    Great article and really good points. I feel as though our affections for a fictional character can be more damaging to ourselves than people around us. The books I’ve read often describe a character as highly attractive – ‘He had high cheek bones, a strong jaw and eyes which blazed like fire. When he looked at me I felt like I was set alight and my world as I knew it shattered into a million pieces.’ – The amount of times I’ve read something similar to that is mental, and when I was a young person I feel like these descriptions set unrealistic expectations of what to expect when I love someone. I certainly fell in love with the idea of characters more than the character themselves. Sometimes we feel like we love a character because we are yearning for a similar connection within our real-life relationships. Passionate lovers, rock-solid friendships and knowledgeable mentors all exist in real life but if we feel like our friends, lovers and mentors don’t meet our standards we might be more prone to search for these things through fiction.

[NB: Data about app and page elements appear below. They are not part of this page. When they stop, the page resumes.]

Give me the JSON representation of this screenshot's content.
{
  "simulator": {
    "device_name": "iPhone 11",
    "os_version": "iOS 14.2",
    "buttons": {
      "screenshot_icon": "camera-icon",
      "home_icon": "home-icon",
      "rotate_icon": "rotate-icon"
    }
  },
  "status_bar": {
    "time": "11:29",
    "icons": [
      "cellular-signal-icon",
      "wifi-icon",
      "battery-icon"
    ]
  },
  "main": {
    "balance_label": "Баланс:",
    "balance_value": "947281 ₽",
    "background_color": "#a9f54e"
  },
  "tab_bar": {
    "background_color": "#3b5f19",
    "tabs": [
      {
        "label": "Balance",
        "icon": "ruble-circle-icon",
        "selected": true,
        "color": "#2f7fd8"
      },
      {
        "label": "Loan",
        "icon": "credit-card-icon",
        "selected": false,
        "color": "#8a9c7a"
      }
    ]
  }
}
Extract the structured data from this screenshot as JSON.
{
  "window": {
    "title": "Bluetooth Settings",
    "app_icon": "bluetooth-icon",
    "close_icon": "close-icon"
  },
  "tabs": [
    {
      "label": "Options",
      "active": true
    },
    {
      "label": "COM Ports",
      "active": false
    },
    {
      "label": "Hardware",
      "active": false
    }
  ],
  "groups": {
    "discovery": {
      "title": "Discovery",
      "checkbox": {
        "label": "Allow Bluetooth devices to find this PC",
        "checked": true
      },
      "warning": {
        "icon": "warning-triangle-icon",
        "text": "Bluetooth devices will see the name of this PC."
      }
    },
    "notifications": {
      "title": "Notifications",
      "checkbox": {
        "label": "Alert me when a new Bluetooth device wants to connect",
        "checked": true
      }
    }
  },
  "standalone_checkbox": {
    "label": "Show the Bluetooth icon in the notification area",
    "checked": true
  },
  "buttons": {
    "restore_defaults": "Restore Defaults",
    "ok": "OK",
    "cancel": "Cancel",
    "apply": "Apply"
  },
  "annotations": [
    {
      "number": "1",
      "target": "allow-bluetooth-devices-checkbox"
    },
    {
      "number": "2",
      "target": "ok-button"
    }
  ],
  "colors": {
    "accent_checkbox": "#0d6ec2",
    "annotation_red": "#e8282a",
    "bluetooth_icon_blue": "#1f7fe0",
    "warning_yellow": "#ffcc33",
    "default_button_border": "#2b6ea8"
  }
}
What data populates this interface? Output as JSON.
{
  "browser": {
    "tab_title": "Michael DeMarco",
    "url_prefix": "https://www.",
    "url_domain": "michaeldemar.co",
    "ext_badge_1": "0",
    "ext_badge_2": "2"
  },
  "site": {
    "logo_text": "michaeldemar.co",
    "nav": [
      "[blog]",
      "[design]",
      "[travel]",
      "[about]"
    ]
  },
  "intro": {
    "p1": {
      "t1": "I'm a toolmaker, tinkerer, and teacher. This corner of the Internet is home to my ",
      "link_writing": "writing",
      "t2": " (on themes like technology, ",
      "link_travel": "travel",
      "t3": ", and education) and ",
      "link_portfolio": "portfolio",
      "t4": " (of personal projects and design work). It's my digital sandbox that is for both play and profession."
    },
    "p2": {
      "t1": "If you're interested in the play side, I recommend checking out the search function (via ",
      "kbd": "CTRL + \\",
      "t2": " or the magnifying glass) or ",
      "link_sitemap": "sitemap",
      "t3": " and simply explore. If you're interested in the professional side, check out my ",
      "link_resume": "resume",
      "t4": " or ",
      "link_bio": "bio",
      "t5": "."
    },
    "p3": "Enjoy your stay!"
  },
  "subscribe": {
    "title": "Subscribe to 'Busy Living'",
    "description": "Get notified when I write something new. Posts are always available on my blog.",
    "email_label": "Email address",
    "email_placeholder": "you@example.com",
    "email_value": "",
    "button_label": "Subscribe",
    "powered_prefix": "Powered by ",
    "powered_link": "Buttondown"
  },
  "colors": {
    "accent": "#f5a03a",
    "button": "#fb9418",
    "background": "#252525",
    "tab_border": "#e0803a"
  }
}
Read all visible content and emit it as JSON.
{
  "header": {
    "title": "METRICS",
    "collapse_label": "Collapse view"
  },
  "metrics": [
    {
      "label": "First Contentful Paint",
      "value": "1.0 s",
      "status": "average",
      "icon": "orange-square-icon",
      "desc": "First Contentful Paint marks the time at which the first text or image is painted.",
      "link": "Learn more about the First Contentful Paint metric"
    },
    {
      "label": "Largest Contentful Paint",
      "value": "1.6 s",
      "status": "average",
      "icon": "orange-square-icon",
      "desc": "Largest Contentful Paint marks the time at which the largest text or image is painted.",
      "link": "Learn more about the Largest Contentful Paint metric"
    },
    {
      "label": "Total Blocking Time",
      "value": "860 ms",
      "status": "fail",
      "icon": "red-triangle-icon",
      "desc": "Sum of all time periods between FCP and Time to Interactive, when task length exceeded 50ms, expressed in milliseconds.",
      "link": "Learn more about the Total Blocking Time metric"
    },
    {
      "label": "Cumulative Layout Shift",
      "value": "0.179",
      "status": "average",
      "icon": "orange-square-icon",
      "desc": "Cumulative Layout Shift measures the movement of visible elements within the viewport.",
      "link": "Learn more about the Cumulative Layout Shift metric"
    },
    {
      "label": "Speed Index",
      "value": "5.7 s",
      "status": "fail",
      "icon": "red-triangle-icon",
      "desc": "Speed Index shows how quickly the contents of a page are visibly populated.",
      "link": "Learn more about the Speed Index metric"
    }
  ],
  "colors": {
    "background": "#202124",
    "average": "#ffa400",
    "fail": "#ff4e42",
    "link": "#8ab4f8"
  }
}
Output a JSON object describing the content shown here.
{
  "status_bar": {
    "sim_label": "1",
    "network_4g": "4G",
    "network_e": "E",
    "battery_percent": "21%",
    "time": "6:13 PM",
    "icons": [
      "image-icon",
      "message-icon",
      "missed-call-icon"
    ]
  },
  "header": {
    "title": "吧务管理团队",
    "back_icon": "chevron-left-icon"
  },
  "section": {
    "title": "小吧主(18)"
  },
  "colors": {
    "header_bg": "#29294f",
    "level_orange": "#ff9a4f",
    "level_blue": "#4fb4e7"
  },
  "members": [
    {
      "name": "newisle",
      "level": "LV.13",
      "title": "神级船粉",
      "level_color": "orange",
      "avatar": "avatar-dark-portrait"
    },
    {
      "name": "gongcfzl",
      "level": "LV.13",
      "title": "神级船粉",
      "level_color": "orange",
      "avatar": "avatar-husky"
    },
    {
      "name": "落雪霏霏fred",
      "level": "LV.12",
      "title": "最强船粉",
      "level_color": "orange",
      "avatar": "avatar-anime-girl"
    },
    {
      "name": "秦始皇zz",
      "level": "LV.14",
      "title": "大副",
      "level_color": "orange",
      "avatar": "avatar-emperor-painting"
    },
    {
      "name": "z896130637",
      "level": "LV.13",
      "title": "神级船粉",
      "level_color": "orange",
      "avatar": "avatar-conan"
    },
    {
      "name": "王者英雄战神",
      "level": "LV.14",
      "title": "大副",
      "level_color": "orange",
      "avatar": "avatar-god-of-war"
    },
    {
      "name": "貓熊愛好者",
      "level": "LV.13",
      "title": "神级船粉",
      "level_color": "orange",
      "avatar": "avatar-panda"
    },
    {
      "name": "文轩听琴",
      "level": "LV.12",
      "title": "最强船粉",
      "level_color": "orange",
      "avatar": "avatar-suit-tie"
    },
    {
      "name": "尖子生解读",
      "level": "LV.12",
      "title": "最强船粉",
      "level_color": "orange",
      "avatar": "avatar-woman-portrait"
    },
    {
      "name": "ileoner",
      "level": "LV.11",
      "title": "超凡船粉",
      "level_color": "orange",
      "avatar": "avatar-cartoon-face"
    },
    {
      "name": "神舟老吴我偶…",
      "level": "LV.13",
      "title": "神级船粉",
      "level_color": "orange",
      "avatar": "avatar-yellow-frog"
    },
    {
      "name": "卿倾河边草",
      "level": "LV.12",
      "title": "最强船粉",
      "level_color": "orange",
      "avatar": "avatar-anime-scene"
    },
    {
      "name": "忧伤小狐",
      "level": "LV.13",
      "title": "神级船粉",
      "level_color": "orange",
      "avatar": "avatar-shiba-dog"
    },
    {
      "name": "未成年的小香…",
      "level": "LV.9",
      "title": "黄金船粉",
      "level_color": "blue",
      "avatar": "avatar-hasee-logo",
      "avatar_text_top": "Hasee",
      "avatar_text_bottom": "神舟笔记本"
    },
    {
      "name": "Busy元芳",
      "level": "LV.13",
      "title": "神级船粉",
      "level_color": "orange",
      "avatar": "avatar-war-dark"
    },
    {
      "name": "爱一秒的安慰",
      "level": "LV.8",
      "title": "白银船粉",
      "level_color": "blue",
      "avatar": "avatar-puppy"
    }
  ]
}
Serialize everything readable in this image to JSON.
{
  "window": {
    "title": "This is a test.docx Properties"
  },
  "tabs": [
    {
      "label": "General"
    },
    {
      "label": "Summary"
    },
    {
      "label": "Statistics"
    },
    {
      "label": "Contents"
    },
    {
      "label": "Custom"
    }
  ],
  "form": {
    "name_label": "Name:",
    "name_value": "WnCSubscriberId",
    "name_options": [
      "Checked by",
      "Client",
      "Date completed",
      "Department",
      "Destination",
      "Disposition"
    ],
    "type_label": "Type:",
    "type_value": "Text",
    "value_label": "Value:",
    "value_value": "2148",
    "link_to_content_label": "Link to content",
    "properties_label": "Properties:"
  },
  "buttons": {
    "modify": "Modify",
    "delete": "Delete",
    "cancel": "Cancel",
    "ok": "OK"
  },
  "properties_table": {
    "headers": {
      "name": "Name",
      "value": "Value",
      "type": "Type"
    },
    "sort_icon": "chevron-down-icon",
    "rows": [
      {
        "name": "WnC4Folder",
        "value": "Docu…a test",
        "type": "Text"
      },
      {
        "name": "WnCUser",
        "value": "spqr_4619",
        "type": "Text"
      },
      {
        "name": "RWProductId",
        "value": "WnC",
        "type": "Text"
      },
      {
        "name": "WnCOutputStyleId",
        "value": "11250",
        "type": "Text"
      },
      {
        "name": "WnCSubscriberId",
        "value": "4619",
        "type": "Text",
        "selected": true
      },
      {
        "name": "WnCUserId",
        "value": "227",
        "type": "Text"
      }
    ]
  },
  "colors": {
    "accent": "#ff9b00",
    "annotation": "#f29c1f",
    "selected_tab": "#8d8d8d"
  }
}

    Can You Really Fall In Love With a Fictional Character?

    This is a great article. I’ve found the common trends exhibited in YA novels to be frustrating. It’s difficult to find a new book exciting or eye opening when the same plot is being used for a different story. I feel as though this is why I showed interest in Bryce Courtenay and similar authors at a very young age. My young mind needed to feel rattled and shocked by what I read. Sure, the cliché stories appealed to my hormonal teenage dreamer side – but while we are easily influenced and young, they can also be damaging and can provoke us to try and find what is being written about in these stories. We might start to crave love interests with brooding men, yearn for tragedy and look for a special power within ourselves that will never come out. Often tragedies and hardships are romanticized. What I’m saying doesn’t relate to all YA books obviously – and my argument might seem a bit flaky but I’m late to class so that’ll have to do. Awesome article!

    Has Cliche’ in Young Adult Literature Decreased It’s Appeal to Adult Readers?

    Very interesting article to read. The comment about the red baseball cap was great. It took a little while for some arguments to sink into my mind and I think the article could have been simplified slightly. But that’s probably just because I’m reading this while exhausted. It was great to read something about Trump that was more analytical than accusatory. I also feel as though a lot of this article could be attributed to other world leaders – and leaders in general.

    How Trump Won: Heroes, Villains and Surviving the Apocalypse